*** Opening DATA PROVIDED ***

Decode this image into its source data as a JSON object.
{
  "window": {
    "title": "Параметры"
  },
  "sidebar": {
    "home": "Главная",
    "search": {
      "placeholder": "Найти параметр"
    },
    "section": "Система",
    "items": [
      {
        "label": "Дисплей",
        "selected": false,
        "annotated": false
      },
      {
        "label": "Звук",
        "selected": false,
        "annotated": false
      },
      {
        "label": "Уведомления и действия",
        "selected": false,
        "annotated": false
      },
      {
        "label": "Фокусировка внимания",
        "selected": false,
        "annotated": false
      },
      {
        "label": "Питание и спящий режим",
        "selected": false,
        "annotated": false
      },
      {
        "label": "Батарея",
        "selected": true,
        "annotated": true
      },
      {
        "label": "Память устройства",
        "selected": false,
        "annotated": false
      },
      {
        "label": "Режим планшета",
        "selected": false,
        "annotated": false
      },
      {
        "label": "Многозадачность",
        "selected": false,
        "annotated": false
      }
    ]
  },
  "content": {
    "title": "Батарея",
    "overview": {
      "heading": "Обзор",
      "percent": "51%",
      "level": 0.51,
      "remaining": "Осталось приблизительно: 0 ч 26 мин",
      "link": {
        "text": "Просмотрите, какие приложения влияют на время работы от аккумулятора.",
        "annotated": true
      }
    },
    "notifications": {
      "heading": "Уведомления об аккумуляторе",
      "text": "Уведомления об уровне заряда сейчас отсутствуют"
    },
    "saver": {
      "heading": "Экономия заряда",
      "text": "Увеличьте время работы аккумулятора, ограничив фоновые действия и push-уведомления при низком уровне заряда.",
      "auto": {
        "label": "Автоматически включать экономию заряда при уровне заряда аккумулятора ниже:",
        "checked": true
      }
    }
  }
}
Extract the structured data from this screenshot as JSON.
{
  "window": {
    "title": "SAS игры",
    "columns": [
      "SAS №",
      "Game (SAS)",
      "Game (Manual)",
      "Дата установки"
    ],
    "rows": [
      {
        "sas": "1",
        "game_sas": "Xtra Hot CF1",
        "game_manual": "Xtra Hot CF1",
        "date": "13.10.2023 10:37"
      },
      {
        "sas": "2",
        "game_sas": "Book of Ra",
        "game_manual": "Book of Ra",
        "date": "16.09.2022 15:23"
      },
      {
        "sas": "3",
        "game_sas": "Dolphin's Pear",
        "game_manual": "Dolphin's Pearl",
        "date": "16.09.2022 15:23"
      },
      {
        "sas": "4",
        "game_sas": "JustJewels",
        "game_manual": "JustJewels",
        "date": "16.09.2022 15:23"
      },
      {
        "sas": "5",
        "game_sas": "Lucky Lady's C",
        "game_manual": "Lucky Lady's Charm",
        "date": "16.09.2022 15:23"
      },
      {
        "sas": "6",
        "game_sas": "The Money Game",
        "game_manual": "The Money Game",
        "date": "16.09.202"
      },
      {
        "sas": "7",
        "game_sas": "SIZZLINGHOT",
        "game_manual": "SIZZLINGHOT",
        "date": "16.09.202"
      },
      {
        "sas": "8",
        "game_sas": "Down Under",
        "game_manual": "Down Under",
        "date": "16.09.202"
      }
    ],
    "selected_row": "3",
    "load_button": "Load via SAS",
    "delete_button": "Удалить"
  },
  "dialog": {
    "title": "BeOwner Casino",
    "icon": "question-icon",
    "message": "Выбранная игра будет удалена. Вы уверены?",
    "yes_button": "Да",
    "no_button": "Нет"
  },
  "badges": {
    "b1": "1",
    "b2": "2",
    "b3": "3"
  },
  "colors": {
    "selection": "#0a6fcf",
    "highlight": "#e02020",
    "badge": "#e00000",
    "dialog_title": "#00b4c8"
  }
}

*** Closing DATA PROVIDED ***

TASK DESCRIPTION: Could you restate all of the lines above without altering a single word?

RESPONSE TO THIS TASK:
Decode this image into its source data as a JSON object.
{
  "window": {
    "title": "Параметры"
  },
  "sidebar": {
    "home": "Главная",
    "search": {
      "placeholder": "Найти параметр"
    },
    "section": "Система",
    "items": [
      {
        "label": "Дисплей",
        "selected": false,
        "annotated": false
      },
      {
        "label": "Звук",
        "selected": false,
        "annotated": false
      },
      {
        "label": "Уведомления и действия",
        "selected": false,
        "annotated": false
      },
      {
        "label": "Фокусировка внимания",
        "selected": false,
        "annotated": false
      },
      {
        "label": "Питание и спящий режим",
        "selected": false,
        "annotated": false
      },
      {
        "label": "Батарея",
        "selected": true,
        "annotated": true
      },
      {
        "label": "Память устройства",
        "selected": false,
        "annotated": false
      },
      {
        "label": "Режим планшета",
        "selected": false,
        "annotated": false
      },
      {
        "label": "Многозадачность",
        "selected": false,
        "annotated": false
      }
    ]
  },
  "content": {
    "title": "Батарея",
    "overview": {
      "heading": "Обзор",
      "percent": "51%",
      "level": 0.51,
      "remaining": "Осталось приблизительно: 0 ч 26 мин",
      "link": {
        "text": "Просмотрите, какие приложения влияют на время работы от аккумулятора.",
        "annotated": true
      }
    },
    "notifications": {
      "heading": "Уведомления об аккумуляторе",
      "text": "Уведомления об уровне заряда сейчас отсутствуют"
    },
    "saver": {
      "heading": "Экономия заряда",
      "text": "Увеличьте время работы аккумулятора, ограничив фоновые действия и push-уведомления при низком уровне заряда.",
      "auto": {
        "label": "Автоматически включать экономию заряда при уровне заряда аккумулятора ниже:",
        "checked": true
      }
    }
  }
}
Extract the structured data from this screenshot as JSON.
{
  "window": {
    "title": "SAS игры",
    "columns": [
      "SAS №",
      "Game (SAS)",
      "Game (Manual)",
      "Дата установки"
    ],
    "rows": [
      {
        "sas": "1",
        "game_sas": "Xtra Hot CF1",
        "game_manual": "Xtra Hot CF1",
        "date": "13.10.2023 10:37"
      },
      {
        "sas": "2",
        "game_sas": "Book of Ra",
        "game_manual": "Book of Ra",
        "date": "16.09.2022 15:23"
      },
      {
        "sas": "3",
        "game_sas": "Dolphin's Pear",
        "game_manual": "Dolphin's Pearl",
        "date": "16.09.2022 15:23"
      },
      {
        "sas": "4",
        "game_sas": "JustJewels",
        "game_manual": "JustJewels",
        "date": "16.09.2022 15:23"
      },
      {
        "sas": "5",
        "game_sas": "Lucky Lady's C",
        "game_manual": "Lucky Lady's Charm",
        "date": "16.09.2022 15:23"
      },
      {
        "sas": "6",
        "game_sas": "The Money Game",
        "game_manual": "The Money Game",
        "date": "16.09.202"
      },
      {
        "sas": "7",
        "game_sas": "SIZZLINGHOT",
        "game_manual": "SIZZLINGHOT",
        "date": "16.09.202"
      },
      {
        "sas": "8",
        "game_sas": "Down Under",
        "game_manual": "Down Under",
        "date": "16.09.202"
      }
    ],
    "selected_row": "3",
    "load_button": "Load via SAS",
    "delete_button": "Удалить"
  },
  "dialog": {
    "title": "BeOwner Casino",
    "icon": "question-icon",
    "message": "Выбранная игра будет удалена. Вы уверены?",
    "yes_button": "Да",
    "no_button": "Нет"
  },
  "badges": {
    "b1": "1",
    "b2": "2",
    "b3": "3"
  },
  "colors": {
    "selection": "#0a6fcf",
    "highlight": "#e02020",
    "badge": "#e00000",
    "dialog_title": "#00b4c8"
  }
}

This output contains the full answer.